The system developed by the Schlistz Brewing Co. for monitoring the flavour quality of their beers throughout their different breweries is composed of 3 parts: (1) a flavour profile method in which 14 flavour terms are used, (2) a training scheme for taste panel members and (3) a method of reporting and evaluating the trial results. The 14 terms selected for the flavour profile are fruity, hoppy, bitter, malting, hang, tart, oxidised, grainy, medicinal, sulphur, bacteriol, yeasty, diacetyl and mouthfeel. Corresponding to each of these terms, there is a test beer. Those for bitter, diacetyl and tart, for example, have quinine sulphate, diacetyl or tartaric acid respectively added to beer whilst for the term hang, imported beer is employed. Panel members are trained to use these flavour attributes with different levels of addition of the various compounds being added to beer to provide varying intensities.

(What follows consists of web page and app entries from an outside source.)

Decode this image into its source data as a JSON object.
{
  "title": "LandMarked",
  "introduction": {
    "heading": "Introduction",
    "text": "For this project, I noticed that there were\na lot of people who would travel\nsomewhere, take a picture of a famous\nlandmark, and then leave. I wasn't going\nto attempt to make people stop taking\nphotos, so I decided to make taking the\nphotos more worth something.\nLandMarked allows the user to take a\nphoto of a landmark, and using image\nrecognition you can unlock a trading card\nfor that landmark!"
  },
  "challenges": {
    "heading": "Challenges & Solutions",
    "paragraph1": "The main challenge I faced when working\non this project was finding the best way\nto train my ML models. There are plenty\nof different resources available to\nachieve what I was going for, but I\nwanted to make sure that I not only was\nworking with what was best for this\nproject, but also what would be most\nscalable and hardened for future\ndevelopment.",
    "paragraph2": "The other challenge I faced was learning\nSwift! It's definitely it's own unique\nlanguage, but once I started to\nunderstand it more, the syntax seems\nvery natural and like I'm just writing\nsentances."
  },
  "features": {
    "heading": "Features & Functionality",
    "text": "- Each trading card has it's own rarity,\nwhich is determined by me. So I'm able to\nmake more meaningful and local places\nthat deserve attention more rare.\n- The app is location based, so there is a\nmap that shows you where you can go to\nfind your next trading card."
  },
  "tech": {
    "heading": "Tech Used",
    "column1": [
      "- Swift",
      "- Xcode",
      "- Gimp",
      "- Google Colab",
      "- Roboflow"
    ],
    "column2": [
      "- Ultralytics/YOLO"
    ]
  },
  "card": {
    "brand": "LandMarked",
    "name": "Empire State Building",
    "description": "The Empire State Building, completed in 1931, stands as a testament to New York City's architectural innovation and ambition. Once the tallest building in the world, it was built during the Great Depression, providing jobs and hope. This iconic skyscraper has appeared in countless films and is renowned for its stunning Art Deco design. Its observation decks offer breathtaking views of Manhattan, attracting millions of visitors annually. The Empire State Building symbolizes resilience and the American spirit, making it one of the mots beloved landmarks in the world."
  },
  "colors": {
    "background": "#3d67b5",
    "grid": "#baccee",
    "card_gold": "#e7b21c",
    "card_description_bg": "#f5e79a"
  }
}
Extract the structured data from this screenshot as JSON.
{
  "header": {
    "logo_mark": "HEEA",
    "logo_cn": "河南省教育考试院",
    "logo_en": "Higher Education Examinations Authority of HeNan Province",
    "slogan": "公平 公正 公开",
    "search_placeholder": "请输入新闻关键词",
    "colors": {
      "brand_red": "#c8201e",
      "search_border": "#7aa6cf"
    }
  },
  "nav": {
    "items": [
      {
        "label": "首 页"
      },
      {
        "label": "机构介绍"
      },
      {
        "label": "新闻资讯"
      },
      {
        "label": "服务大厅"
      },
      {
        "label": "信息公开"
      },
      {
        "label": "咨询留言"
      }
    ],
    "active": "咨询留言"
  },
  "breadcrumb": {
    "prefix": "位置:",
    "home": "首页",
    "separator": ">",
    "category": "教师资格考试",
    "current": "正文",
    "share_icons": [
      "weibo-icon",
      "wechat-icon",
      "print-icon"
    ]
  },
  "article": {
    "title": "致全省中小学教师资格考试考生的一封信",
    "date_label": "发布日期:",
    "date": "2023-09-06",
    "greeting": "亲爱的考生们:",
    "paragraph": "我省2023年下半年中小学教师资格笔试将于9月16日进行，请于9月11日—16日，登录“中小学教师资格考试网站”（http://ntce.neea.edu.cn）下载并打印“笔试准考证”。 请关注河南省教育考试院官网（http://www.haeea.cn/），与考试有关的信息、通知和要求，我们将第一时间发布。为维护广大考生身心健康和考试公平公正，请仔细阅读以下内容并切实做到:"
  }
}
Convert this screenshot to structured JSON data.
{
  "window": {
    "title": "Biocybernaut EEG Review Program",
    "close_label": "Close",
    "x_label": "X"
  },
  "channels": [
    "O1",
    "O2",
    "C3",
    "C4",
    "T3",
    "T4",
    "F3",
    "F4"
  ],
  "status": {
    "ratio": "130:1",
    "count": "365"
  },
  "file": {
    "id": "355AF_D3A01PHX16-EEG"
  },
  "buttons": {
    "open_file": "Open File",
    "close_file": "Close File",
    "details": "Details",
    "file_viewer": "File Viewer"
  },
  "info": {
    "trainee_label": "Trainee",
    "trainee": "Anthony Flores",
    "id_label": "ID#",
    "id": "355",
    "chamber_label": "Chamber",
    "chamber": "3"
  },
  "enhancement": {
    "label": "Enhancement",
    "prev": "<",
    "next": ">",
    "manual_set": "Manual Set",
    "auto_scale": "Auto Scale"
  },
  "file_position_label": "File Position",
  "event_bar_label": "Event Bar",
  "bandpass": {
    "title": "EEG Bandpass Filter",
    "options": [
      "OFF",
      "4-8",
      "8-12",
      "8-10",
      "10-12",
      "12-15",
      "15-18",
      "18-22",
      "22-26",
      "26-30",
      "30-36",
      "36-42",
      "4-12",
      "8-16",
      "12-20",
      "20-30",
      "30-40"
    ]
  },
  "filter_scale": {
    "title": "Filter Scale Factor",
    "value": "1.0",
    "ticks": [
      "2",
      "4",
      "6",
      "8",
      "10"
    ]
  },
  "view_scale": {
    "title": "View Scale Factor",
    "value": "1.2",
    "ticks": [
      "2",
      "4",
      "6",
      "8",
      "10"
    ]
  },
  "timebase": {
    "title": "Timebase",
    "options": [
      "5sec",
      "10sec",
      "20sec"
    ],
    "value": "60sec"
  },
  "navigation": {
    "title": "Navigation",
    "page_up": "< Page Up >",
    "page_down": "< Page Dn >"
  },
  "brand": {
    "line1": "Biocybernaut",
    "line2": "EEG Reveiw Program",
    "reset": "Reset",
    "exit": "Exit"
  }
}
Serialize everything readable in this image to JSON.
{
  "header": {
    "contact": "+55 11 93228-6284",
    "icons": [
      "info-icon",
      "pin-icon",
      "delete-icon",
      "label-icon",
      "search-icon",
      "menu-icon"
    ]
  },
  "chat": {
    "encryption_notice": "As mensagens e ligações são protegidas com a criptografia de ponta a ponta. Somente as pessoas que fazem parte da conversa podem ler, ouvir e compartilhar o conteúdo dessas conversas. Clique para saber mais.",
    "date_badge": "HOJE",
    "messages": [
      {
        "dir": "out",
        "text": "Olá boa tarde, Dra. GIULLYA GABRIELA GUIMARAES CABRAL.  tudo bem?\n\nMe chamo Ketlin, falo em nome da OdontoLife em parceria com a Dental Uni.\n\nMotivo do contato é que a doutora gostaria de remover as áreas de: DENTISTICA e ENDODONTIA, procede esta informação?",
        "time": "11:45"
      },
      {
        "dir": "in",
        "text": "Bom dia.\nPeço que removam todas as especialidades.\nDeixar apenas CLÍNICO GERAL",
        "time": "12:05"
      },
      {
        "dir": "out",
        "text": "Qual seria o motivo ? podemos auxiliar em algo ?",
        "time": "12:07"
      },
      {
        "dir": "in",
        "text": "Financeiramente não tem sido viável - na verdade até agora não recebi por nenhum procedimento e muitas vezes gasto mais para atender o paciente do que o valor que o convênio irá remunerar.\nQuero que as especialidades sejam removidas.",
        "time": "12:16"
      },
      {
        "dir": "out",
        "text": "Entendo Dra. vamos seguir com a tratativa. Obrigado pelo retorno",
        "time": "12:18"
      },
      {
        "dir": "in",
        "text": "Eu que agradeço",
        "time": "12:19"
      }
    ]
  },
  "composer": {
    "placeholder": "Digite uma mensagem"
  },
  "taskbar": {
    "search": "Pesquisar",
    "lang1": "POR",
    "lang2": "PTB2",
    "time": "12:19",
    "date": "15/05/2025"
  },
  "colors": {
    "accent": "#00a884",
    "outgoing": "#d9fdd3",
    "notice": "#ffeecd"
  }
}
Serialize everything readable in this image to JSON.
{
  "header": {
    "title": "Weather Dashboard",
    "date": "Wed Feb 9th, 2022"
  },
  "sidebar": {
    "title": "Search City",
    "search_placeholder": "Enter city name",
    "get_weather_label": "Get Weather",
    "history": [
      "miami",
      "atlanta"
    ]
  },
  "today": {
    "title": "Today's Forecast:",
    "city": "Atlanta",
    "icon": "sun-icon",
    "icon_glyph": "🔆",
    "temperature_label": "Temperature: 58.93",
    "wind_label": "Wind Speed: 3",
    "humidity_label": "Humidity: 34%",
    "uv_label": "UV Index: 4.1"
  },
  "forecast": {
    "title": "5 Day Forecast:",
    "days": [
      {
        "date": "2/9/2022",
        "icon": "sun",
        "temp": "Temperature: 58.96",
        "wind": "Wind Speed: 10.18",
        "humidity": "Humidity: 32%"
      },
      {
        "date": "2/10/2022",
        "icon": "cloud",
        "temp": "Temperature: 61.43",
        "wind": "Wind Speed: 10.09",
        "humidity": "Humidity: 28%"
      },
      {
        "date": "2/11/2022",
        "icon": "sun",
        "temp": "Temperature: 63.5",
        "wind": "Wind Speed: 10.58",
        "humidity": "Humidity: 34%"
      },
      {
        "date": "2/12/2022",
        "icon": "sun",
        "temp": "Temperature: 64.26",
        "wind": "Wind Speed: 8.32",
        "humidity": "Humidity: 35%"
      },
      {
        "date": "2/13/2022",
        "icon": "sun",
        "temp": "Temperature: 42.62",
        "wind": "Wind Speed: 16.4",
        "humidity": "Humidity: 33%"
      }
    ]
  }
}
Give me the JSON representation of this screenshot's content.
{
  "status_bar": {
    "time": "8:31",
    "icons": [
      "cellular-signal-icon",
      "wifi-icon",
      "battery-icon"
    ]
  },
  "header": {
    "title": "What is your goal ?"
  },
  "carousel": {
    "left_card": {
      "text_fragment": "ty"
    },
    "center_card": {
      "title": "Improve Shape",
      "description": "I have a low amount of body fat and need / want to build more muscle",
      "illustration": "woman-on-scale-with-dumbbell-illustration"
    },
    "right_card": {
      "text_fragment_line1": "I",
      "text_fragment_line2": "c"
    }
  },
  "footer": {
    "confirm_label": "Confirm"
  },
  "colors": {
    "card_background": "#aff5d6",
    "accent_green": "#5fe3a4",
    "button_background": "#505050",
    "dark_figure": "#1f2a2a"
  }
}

Beers are stored at 45 degrees F for at least 16 hrs before tasting and the order of tasting is varied from day to day. A standardised form is used for tasting with the 14 terms above being listed together with a scale from 0 to 9 as follows: 0 or 1 imperceptible, 2 or 3 slightly perceptible, 4 or 5 moderately perceptible, 6 or 7 strongly perceptible, 8 or 9 extremely perceptible. Overall flavour acceptance is also scored 0 to 9, 0 or 1 unacceptable, 2 or 3 poor, 4 or 5 fair, 6 or 7 good, 8 or 9 excellent. Results on score sheets are conveyed to a central computer which holds all information concerning sample, producing plant, storage, processing, test data, taster etc. Routine reports are generated from the information on a regular basis. These give average scores and standard errors for each of the 16 attributes. Other reports can also be prepared from the results for particular beers produced in different plants to allow monitoring for uniformity and consistency.
Keywords: beer flavour quality